The Future of the Soviet Past

The Politics of History in Putin's Russia

Edited by Anton Weiss-Wendt and Nanci Adler

Contributions by Kiril Feferman, Johanna Dahlin, Boris Noordenbos, Stephen M. Norris, Nikolay Koposov, George Soroka, Štěpán Černoušek, Ivan Kurilla, Nikita Petrov and Steven A. Barnes

Published by: Indiana University Press

304 Pages, 6.00 x 9.00 in, 13 b&w photos

  • Paperback
  • 9780253057624
  • Published: October 2021

$42.00

  • Hardcover
  • 9780253057594
  • Published: October 2021

$50.00

  • eBook
  • 9780253057600
  • Published: October 2021

$41.99

In post-Soviet Russia, there is a persistent trend to repress, control, or even co-opt national history. By reshaping memory to suit a politically convenient narrative, Russia has fashioned a good future out of a "bad past."

While Putin's regime has acquired nearly complete control over interpretations of the past, The Future of the Soviet Past reveals that Russia's inability to fully rewrite its Soviet history plays an essential part in its current political agenda.

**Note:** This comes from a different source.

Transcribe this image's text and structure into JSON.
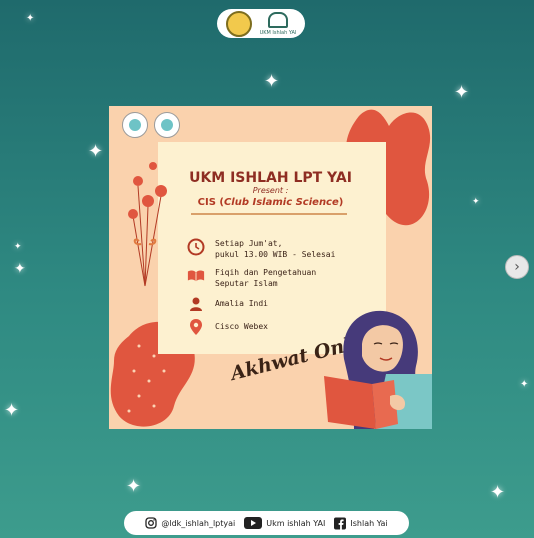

Diverse contributors consider the many ways in which public narrative shapes Russian culture—from cinema, television, and music to museums, legislature, and education—as well as how patriotism reflected in these forms of culture implies a casual acceptance of the valorization of Stalin and his role in World War II.

The Future of the Soviet Past provides effective and nuanced examples of how Russia has reimagined its Soviet history as well as how that past still influences Russia's policymaking.